### Work order
Answer with one figure only, the number of lines below in which "text" occurs.

Data for this exercise Start Marker

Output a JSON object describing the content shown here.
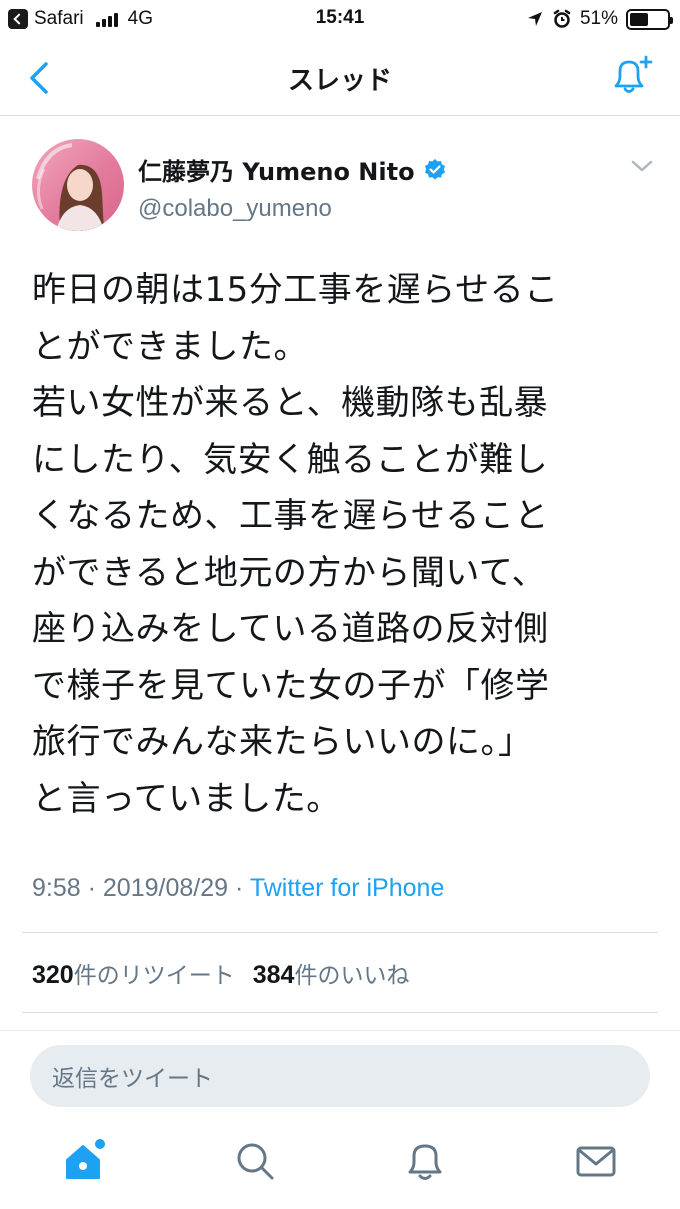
{
  "status_bar": {
    "app": "Safari",
    "network": "4G",
    "time": "15:41",
    "battery_pct": "51%",
    "battery_level": 0.51
  },
  "nav": {
    "title": "スレッド"
  },
  "tweet": {
    "display_name": "仁藤夢乃 Yumeno Nito",
    "handle": "@colabo_yumeno",
    "text": "昨日の朝は15分工事を遅らせるこ\nとができました。\n若い女性が来ると、機動隊も乱暴\nにしたり、気安く触ることが難し\nくなるため、工事を遅らせること\nができると地元の方から聞いて、\n座り込みをしている道路の反対側\nで様子を見ていた女の子が「修学\n旅行でみんな来たらいいのに。」\nと言っていました。",
    "time": "9:58",
    "date": "2019/08/29",
    "separator": "·",
    "source": "Twitter for iPhone",
    "retweet_count": "320",
    "retweet_label": "件のリツイート",
    "like_count": "384",
    "like_label": "件のいいね"
  },
  "reply": {
    "placeholder": "返信をツイート"
  },
  "colors": {
    "accent": "#1da1f2",
    "text": "#14171a",
    "muted": "#657786",
    "border": "#d7dde2"
  },
  "tabs": [
    "home-icon",
    "search-icon",
    "notifications-icon",
    "messages-icon"
  ]
}
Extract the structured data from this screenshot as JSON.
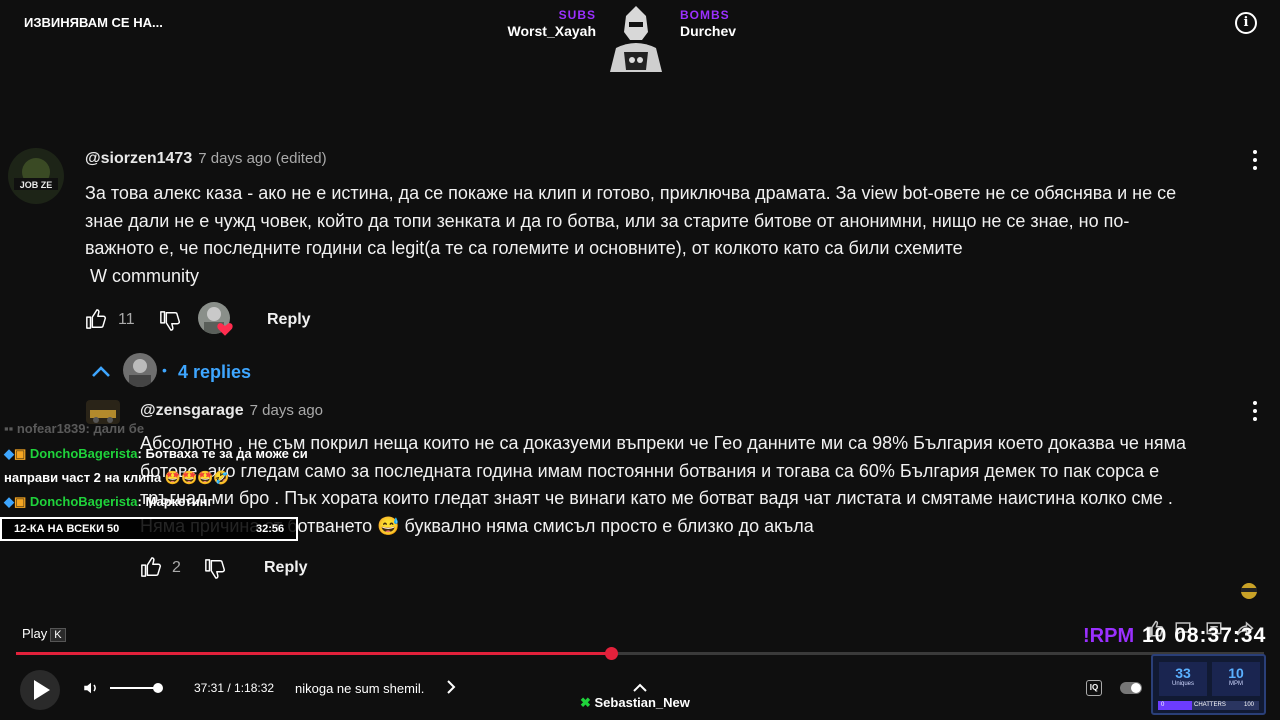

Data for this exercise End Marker

### Task output
2